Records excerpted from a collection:
══════════

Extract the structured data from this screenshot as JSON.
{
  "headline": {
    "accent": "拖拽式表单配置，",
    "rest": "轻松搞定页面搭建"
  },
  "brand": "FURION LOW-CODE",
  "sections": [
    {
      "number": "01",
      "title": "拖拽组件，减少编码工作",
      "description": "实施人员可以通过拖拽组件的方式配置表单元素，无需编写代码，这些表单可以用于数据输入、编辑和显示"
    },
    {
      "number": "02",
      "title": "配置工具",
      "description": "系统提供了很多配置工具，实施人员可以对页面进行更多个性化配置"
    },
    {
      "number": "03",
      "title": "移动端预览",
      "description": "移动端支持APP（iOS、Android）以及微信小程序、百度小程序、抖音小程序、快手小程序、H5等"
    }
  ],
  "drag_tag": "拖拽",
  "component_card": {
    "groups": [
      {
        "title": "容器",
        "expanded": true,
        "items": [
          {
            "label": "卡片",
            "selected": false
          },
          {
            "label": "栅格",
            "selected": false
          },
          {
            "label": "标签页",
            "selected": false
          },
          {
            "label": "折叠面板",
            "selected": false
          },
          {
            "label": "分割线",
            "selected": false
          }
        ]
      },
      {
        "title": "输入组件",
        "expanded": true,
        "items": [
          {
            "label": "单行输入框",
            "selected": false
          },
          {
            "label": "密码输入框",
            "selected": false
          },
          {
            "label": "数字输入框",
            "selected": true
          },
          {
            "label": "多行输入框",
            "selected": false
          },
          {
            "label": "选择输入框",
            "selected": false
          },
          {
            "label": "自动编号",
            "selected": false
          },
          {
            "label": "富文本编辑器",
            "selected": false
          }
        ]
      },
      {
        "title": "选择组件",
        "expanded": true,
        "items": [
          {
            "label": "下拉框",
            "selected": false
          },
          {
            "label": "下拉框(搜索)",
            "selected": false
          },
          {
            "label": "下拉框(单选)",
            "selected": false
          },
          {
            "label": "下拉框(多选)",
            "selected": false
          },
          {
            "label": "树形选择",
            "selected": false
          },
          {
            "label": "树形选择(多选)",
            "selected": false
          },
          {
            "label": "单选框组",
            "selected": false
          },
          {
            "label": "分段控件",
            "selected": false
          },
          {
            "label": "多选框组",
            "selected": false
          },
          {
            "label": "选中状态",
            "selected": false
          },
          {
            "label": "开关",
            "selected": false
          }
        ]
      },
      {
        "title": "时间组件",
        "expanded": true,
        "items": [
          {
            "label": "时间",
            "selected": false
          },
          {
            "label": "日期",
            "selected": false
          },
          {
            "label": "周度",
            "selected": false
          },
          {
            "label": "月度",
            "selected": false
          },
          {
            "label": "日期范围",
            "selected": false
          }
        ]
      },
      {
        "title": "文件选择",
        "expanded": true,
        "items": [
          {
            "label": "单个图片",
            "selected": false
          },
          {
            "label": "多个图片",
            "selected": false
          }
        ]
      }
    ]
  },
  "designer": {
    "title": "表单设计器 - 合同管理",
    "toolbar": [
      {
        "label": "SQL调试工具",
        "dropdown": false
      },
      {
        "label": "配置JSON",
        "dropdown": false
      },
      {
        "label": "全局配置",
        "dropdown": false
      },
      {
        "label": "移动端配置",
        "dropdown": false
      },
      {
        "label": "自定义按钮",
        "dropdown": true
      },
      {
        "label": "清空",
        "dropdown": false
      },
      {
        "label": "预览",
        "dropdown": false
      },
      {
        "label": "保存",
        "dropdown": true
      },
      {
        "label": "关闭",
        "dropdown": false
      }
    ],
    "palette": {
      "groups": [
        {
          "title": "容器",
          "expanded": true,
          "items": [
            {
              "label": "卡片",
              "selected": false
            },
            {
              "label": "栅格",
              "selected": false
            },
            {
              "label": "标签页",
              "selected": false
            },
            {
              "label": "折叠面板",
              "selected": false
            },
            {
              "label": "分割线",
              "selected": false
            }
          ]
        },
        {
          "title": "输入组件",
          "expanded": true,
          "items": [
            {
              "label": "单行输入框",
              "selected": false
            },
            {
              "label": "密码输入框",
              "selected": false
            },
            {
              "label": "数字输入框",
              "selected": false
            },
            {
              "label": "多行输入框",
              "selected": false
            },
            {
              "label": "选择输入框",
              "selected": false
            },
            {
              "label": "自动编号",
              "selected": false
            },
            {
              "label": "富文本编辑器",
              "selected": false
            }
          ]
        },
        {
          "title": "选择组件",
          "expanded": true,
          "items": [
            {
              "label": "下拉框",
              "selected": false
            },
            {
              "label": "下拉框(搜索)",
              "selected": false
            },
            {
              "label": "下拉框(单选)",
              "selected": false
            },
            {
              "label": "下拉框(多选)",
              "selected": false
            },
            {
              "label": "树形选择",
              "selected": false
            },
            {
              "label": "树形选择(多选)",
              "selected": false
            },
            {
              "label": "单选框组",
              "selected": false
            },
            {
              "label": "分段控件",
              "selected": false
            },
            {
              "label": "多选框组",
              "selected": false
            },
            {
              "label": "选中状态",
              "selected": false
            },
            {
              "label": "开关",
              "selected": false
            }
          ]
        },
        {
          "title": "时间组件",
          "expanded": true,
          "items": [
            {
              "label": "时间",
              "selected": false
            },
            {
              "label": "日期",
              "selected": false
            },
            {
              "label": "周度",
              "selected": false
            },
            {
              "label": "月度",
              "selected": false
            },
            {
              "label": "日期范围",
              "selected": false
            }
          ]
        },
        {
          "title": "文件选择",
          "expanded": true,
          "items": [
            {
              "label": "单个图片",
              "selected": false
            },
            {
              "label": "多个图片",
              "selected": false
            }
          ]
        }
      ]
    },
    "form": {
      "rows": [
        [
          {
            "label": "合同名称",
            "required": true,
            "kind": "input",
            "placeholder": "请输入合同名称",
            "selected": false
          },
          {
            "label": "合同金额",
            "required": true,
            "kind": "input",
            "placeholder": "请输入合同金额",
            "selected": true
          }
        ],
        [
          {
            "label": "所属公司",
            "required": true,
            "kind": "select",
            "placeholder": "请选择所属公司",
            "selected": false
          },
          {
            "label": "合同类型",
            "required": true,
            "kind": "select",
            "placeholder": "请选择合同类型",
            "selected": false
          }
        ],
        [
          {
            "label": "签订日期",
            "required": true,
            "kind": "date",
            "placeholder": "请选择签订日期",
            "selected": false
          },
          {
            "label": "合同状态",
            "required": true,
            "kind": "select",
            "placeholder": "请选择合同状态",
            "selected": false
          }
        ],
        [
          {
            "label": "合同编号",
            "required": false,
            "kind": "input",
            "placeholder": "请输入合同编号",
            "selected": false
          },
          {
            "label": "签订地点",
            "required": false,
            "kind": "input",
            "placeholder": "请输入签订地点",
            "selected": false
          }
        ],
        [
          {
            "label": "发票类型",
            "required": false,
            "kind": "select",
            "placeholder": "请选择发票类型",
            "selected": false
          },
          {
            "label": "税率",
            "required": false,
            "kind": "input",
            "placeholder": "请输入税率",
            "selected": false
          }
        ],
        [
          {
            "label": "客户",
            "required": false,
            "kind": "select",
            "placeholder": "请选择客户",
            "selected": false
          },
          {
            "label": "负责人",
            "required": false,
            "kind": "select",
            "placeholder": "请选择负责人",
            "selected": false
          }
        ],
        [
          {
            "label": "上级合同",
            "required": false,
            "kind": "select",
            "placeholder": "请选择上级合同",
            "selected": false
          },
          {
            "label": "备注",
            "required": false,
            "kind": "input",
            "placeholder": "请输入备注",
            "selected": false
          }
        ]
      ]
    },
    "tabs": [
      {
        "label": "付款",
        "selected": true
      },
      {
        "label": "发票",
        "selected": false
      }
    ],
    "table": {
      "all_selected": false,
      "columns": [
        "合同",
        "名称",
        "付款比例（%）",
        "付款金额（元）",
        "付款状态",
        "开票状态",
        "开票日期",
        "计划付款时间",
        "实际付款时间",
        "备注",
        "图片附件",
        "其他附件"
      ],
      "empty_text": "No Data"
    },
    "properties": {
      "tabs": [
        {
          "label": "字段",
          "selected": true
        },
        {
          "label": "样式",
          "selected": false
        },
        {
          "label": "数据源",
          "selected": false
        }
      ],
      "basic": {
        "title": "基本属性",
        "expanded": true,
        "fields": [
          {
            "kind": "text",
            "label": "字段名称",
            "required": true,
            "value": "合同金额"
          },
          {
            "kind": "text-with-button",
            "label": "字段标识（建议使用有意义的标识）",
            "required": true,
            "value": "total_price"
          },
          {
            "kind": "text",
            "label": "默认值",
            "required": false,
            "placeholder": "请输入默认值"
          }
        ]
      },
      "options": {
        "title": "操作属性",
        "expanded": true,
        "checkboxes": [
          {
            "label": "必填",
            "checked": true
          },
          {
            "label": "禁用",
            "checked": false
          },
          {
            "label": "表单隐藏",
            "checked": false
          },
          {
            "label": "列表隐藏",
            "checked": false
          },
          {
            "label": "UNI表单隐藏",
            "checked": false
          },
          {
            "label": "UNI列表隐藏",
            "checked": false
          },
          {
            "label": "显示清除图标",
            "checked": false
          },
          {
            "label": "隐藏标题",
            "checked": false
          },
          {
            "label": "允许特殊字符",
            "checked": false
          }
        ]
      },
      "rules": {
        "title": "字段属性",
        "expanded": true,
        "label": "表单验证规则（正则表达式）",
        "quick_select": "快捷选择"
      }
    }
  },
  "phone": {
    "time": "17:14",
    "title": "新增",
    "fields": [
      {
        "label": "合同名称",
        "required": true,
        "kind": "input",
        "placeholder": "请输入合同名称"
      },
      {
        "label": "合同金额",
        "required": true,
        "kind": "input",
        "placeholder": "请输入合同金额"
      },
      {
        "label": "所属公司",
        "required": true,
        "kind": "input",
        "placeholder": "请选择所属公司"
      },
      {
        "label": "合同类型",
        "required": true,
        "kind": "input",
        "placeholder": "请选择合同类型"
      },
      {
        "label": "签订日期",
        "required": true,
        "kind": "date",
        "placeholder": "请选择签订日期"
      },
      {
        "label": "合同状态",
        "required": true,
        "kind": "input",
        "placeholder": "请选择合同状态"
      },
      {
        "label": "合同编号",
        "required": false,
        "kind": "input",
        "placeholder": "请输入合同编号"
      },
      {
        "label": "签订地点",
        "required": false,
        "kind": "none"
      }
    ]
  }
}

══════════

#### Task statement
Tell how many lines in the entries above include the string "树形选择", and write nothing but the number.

#### Response area
4